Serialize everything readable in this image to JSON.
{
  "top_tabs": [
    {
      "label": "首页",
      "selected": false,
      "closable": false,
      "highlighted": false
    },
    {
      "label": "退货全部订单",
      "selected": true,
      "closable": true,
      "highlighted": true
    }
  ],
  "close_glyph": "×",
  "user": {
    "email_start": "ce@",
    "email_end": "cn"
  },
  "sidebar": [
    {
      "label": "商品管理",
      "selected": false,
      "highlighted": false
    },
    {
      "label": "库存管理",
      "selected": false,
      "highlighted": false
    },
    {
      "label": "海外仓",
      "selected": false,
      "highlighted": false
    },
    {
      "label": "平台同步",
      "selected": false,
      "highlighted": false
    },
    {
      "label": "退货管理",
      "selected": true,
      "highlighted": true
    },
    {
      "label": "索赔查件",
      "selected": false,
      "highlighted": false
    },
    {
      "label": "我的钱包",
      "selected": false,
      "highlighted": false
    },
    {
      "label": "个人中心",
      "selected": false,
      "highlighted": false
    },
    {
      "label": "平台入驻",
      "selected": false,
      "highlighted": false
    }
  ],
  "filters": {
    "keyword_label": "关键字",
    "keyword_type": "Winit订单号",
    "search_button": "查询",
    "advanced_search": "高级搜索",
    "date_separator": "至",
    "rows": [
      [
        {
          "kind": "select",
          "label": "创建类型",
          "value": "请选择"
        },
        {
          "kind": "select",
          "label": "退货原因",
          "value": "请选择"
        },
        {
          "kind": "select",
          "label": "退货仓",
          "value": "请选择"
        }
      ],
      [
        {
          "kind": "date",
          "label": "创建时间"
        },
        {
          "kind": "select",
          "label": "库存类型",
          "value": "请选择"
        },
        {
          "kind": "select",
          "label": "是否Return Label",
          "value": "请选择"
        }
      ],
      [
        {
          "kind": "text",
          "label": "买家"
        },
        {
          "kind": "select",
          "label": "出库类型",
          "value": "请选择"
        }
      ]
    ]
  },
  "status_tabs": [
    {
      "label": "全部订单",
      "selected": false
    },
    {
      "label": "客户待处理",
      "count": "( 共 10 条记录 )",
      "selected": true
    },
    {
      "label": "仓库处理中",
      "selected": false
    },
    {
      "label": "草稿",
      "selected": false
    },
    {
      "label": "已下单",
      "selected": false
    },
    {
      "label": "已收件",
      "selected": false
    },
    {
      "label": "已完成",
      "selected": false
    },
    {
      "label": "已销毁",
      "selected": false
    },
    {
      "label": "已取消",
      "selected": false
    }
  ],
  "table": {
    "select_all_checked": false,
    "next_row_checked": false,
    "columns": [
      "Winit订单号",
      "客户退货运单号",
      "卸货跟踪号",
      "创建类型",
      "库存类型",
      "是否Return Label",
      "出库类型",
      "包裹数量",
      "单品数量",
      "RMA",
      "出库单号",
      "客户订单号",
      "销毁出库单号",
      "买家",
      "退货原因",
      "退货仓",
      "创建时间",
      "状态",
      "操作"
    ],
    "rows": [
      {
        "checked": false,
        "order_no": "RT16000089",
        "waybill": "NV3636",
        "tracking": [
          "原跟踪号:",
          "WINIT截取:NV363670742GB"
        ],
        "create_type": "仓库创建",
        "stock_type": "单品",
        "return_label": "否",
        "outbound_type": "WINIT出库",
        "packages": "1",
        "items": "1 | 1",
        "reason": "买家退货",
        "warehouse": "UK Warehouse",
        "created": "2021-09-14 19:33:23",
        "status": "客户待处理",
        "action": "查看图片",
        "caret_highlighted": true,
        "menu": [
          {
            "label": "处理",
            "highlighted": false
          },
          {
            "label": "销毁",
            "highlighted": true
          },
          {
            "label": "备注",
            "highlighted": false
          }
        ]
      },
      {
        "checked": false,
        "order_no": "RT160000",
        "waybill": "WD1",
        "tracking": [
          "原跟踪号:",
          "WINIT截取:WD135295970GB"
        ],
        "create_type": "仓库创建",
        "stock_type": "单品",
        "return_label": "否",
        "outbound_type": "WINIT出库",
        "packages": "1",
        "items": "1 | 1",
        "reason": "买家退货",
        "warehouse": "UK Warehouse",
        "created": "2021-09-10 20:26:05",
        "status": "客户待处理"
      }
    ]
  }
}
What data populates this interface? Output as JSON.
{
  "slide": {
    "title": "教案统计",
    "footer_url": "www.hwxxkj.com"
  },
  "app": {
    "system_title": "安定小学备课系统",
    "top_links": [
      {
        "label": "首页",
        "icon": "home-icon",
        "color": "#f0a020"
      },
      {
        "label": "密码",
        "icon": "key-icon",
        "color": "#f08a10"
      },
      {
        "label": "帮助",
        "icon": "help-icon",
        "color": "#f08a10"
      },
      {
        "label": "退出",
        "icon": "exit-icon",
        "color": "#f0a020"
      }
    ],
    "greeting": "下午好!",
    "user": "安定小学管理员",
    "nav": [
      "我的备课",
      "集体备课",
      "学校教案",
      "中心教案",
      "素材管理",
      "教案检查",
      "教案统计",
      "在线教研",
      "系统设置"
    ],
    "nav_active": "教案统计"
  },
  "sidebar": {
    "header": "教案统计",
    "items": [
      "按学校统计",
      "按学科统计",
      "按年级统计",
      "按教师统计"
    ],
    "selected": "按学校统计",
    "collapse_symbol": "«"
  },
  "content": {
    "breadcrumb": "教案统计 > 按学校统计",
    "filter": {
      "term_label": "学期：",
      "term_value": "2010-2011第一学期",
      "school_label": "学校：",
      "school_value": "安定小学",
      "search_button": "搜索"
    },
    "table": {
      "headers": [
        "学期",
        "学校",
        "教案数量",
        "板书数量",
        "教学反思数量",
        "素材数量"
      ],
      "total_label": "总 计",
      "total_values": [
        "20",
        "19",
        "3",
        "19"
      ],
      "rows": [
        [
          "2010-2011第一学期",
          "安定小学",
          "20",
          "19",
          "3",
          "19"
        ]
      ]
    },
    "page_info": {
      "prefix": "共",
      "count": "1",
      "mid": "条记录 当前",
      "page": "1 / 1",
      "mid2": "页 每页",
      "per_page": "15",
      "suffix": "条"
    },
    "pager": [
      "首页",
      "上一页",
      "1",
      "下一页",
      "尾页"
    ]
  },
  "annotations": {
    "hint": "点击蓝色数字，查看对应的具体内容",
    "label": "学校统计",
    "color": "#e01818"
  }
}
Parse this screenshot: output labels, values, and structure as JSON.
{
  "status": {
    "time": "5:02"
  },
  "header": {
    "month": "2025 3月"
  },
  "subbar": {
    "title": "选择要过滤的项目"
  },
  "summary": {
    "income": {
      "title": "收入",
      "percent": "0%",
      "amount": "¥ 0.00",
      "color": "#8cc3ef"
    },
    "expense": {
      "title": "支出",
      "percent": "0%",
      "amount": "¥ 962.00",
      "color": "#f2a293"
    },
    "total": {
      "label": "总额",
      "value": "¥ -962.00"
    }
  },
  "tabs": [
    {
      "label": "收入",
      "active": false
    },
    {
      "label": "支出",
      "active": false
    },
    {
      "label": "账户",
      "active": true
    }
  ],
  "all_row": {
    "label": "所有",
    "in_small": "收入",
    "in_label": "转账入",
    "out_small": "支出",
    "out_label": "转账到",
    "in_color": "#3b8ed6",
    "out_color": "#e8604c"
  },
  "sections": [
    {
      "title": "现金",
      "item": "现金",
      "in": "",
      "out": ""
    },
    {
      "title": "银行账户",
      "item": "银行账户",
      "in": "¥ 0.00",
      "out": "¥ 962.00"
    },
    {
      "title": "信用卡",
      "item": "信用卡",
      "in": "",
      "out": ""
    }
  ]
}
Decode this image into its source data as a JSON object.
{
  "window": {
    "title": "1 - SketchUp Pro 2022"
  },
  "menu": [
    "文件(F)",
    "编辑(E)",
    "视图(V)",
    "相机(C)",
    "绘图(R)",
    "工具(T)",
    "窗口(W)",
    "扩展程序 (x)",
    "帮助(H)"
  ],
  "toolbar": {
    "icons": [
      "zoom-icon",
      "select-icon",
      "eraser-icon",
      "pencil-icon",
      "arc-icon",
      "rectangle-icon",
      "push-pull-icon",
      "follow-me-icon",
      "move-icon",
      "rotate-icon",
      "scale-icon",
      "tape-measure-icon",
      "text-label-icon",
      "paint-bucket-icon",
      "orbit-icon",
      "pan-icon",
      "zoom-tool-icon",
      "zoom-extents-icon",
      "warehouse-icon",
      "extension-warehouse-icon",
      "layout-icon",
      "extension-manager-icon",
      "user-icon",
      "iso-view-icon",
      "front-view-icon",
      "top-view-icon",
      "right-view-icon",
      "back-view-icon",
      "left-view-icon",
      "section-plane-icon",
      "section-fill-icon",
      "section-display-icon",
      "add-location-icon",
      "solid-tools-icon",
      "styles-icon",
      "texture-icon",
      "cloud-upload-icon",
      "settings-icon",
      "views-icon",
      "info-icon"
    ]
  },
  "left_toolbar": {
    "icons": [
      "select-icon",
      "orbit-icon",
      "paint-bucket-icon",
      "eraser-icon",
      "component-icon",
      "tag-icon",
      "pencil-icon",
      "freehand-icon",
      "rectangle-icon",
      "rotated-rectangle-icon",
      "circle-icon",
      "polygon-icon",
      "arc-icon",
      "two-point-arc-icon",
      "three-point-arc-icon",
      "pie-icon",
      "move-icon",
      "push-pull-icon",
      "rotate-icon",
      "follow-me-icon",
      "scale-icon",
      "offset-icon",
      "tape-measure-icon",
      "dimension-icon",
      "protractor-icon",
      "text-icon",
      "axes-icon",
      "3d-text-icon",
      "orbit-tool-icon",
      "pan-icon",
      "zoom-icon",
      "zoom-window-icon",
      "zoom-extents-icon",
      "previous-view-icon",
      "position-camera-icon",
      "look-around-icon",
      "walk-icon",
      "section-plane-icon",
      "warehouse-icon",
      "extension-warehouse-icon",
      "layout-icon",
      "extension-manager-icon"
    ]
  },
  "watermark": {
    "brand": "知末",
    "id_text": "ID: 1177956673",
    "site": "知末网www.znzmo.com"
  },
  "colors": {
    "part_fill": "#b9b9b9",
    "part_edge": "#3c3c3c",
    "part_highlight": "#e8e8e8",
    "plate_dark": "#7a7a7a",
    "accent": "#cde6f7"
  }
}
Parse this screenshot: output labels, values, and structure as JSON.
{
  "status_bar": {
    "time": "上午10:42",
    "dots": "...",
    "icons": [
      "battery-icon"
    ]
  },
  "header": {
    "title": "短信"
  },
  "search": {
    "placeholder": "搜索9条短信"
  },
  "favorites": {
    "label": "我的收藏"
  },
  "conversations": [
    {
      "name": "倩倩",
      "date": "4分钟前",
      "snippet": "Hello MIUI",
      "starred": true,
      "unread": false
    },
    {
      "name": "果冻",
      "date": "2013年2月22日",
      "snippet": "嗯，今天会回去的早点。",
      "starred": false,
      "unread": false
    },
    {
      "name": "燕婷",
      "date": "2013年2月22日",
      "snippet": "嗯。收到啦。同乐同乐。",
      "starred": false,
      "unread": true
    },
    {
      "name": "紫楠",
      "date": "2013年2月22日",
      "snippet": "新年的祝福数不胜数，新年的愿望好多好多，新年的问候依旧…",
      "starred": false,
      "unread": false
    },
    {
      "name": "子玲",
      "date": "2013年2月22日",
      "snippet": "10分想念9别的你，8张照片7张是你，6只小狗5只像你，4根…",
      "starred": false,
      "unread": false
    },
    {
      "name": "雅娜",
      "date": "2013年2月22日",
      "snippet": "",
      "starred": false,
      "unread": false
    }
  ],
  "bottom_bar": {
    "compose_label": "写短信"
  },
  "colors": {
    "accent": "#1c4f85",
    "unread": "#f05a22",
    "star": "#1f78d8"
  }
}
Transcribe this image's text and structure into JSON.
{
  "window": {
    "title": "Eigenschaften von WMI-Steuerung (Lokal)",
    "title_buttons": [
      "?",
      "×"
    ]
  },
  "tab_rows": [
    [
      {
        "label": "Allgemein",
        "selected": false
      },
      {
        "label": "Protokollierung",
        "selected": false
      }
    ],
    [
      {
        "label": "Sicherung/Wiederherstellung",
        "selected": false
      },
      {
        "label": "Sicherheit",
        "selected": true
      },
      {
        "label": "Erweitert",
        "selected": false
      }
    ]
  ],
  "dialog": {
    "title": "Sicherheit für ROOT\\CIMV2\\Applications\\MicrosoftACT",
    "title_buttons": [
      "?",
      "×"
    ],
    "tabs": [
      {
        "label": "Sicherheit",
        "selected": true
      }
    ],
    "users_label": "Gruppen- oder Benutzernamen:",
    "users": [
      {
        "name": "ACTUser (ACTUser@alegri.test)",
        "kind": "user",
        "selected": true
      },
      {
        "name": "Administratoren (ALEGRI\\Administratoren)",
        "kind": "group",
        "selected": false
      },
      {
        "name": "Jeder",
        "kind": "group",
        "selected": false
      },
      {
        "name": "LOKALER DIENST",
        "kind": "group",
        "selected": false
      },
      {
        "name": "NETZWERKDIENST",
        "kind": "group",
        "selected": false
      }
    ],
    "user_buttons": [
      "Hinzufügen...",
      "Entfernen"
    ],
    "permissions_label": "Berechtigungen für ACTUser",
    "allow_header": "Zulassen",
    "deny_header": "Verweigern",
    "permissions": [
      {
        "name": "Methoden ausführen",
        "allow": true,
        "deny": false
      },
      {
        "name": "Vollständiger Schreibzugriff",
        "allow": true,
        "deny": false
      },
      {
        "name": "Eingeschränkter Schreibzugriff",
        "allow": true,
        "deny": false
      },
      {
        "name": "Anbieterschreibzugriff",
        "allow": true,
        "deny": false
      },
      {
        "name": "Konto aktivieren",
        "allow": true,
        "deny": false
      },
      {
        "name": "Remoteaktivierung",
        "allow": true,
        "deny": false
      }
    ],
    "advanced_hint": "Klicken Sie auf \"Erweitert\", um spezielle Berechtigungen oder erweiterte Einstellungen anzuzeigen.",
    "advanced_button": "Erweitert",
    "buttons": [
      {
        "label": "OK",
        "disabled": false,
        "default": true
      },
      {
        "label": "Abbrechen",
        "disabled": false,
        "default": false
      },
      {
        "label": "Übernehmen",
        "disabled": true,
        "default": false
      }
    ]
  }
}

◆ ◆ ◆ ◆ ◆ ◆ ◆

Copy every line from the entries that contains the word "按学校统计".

■ OUTPUT FOR THIS TASK
      "按学校统计",
    "selected": "按学校统计",
    "breadcrumb": "教案统计 > 按学校统计",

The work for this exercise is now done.